On the front of the box, the top two characters are: 回甘=hui2 gan1= "dry", likely meaning repeated tanin/dry flavor and has to do with the taste/aftertaste/finish of tea. Basically it implies the tea will give continued dry, "gam gam", tannin, tea throat, essence, aftertaste. You'll see that term used across the forum here to refer to tea, specifically oolong/tie guanyin teas.
The middle of the front of the box, above the picture says, "觀音王“＝guan1 yin1 wang2＝ This could be the name of the tea but the "guanyin" part is what you recognize in “鐵觀音”＝tie guanyin, like the tea name/method/type of tea. The three characters could be saying, since 王＝"king", that it's the king of tie guanyin teas or it could be just the name of the tea.
The back of the box is written in ”草寫“ （cao2 xie3）a form of 書法 (shu1 fa3) calligraphy. This style is purposely loose and whimsical and meant more to convey the spirit/essence of the meaning and of the calligrapher and the characters written than it is to be easily readable. It conveys its meaning through the fluid movement and loose use of the written forms. Thus, not being a native Mandarin speaker, it is very hard for me to read. I can make out characters but can't piece enough of them together to give you the full meaning. My wife, whom is Taiwanese, took a crack and it is even hard for her to read.
The writing seems to be poetic and moves from right to left, going down. She can make out an implication of snow and cold; the character for "Dao" （道) is in there, etc....
The bottom of the back of the box reads: "新明制罐“＝xin1 ming2 zhi4 guan4＝packaged by "Zhi Guan"
Sorry I can't be more help.
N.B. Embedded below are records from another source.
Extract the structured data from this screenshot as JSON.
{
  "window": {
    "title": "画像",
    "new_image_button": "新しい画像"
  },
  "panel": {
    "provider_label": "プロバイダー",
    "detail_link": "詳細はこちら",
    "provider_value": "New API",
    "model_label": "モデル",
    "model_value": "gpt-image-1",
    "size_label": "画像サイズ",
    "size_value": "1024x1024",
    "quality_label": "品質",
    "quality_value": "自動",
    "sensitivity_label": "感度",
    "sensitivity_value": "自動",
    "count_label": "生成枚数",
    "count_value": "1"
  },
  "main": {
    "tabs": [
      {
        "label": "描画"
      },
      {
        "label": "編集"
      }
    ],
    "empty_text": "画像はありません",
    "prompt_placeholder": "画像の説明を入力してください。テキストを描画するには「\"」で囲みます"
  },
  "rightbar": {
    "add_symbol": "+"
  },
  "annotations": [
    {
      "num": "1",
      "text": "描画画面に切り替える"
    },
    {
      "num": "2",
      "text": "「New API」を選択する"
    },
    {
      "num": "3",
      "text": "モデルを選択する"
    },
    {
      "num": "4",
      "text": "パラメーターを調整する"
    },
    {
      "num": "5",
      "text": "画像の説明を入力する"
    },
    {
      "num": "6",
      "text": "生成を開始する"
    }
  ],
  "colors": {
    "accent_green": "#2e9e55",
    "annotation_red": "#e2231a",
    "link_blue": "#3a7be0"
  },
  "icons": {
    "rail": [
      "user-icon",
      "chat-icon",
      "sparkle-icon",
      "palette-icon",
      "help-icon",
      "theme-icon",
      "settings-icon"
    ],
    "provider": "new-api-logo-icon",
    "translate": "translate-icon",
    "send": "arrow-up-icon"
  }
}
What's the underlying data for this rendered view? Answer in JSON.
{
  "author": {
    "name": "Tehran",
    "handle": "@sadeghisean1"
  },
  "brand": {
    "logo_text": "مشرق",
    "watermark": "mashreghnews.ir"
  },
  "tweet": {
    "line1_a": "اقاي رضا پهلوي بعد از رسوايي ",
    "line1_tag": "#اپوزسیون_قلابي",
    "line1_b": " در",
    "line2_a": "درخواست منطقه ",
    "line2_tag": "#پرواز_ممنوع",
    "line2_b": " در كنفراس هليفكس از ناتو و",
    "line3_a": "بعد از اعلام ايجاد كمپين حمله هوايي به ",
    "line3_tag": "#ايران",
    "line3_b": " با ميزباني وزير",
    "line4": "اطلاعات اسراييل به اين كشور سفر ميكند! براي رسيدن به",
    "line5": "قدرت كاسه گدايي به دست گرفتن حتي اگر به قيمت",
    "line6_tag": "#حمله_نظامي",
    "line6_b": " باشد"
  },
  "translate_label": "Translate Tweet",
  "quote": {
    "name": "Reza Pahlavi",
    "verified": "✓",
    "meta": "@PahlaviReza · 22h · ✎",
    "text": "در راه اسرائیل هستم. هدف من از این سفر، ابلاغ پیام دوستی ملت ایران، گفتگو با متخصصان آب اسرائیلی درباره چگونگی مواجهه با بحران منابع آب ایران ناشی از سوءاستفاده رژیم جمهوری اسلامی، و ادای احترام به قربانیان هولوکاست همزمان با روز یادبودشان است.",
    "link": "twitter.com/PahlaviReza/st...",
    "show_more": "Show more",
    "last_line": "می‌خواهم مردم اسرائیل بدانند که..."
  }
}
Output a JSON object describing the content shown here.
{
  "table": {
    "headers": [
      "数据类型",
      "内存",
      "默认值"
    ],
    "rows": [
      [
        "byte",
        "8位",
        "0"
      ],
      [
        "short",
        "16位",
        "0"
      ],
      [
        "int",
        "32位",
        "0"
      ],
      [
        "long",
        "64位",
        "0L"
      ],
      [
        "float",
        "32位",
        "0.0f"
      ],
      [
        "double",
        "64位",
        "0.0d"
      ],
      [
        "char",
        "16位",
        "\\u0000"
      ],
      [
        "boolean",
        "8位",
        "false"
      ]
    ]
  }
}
I can't see clearly from the picture you posted of the brewed leaf but the leaves definitely have the rough outer profile of tie guan yin tea.